**Exercise**
Pick out the lines below that contain the string "label" and copy them all.

Dataset rows for apps and sites
>>>>

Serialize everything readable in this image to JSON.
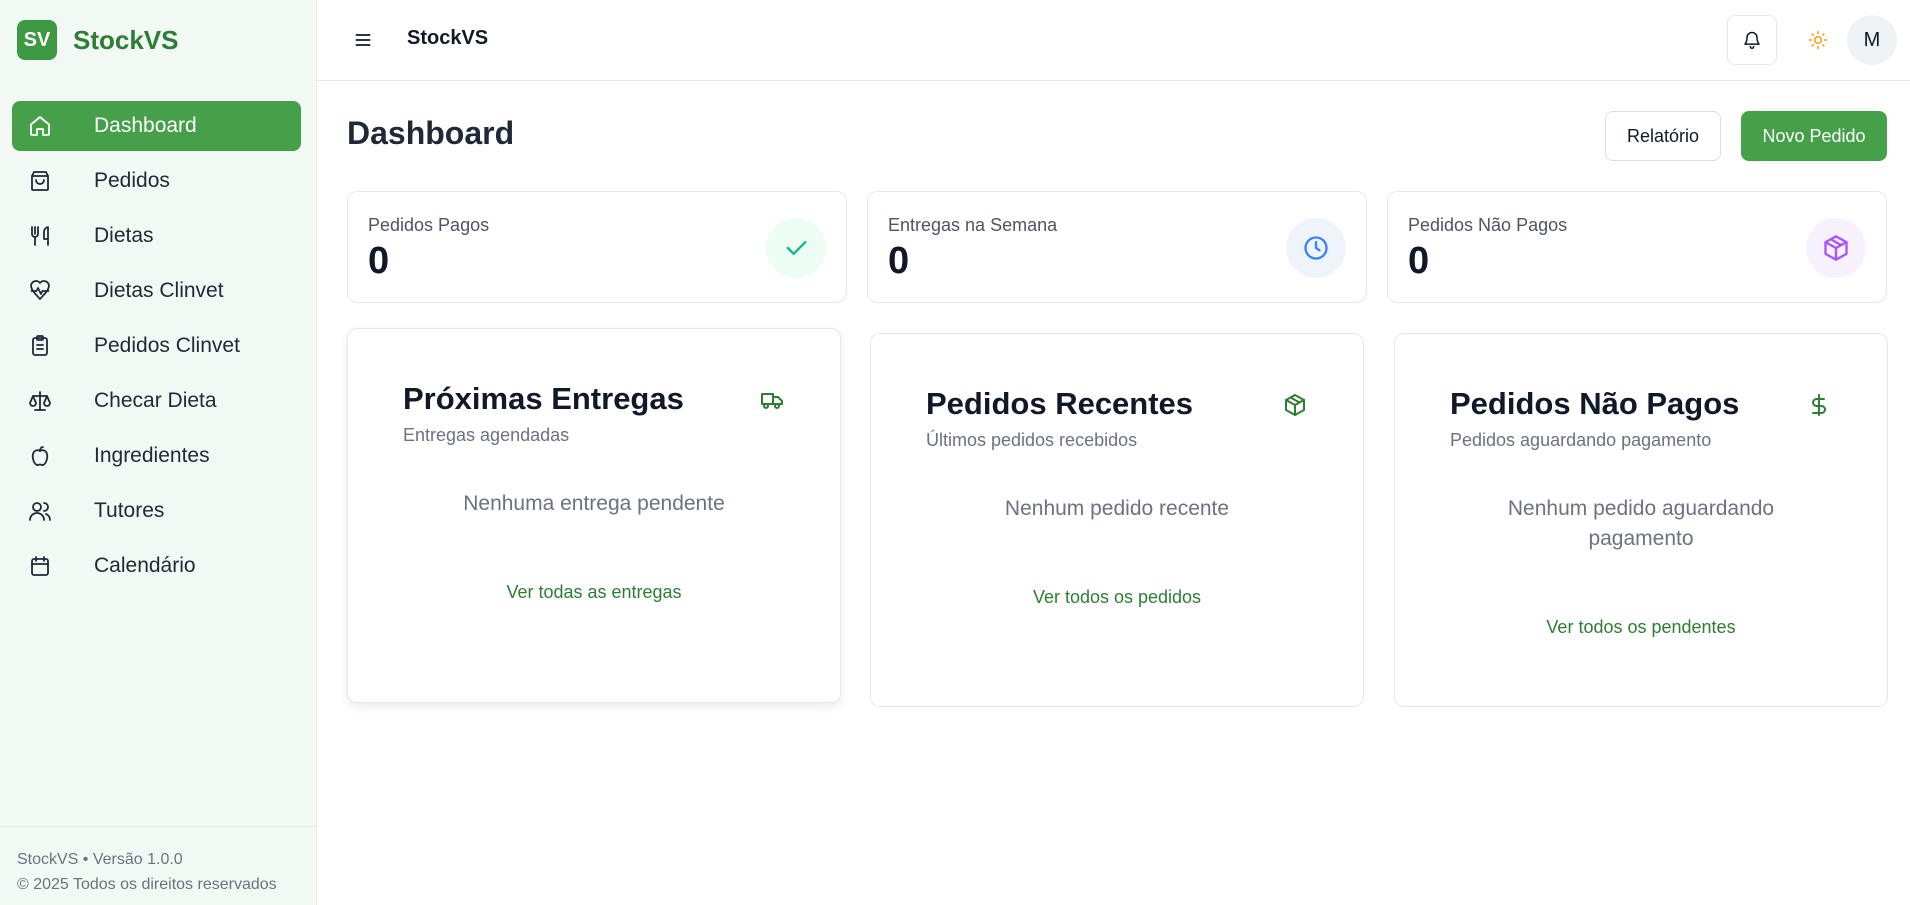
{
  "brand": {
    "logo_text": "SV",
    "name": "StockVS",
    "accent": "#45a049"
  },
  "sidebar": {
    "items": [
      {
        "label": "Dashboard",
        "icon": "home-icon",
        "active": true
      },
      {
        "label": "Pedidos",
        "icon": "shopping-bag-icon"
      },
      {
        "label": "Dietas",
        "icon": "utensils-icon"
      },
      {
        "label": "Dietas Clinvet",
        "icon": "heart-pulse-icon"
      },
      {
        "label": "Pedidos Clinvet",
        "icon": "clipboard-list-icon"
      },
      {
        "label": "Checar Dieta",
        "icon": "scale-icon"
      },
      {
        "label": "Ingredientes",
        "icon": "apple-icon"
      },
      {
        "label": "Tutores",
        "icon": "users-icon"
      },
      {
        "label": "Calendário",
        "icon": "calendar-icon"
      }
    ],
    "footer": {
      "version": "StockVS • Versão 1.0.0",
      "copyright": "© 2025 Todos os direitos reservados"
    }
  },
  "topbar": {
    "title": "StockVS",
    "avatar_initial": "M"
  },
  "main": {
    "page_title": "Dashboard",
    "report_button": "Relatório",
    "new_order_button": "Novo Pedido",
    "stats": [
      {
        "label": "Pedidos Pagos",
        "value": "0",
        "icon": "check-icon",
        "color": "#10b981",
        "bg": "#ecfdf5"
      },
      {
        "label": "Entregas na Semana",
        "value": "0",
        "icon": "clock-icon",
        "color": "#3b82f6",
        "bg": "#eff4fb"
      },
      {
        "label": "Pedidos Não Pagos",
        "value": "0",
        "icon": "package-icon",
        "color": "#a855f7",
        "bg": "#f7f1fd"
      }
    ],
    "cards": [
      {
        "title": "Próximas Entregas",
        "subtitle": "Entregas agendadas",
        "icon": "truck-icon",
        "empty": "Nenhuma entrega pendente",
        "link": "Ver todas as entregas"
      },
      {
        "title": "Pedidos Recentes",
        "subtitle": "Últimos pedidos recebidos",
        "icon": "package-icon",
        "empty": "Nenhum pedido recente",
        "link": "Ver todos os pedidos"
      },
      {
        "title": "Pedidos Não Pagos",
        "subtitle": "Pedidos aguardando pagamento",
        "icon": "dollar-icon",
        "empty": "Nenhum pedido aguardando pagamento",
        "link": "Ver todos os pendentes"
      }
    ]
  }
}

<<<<

**Response**
        "label": "Dashboard",
        "label": "Pedidos",
        "label": "Dietas",
        "label": "Dietas Clinvet",
        "label": "Pedidos Clinvet",
        "label": "Checar Dieta",
        "label": "Ingredientes",
        "label": "Tutores",
        "label": "Calendário",
        "label": "Pedidos Pagos",
        "label": "Entregas na Semana",
        "label": "Pedidos Não Pagos",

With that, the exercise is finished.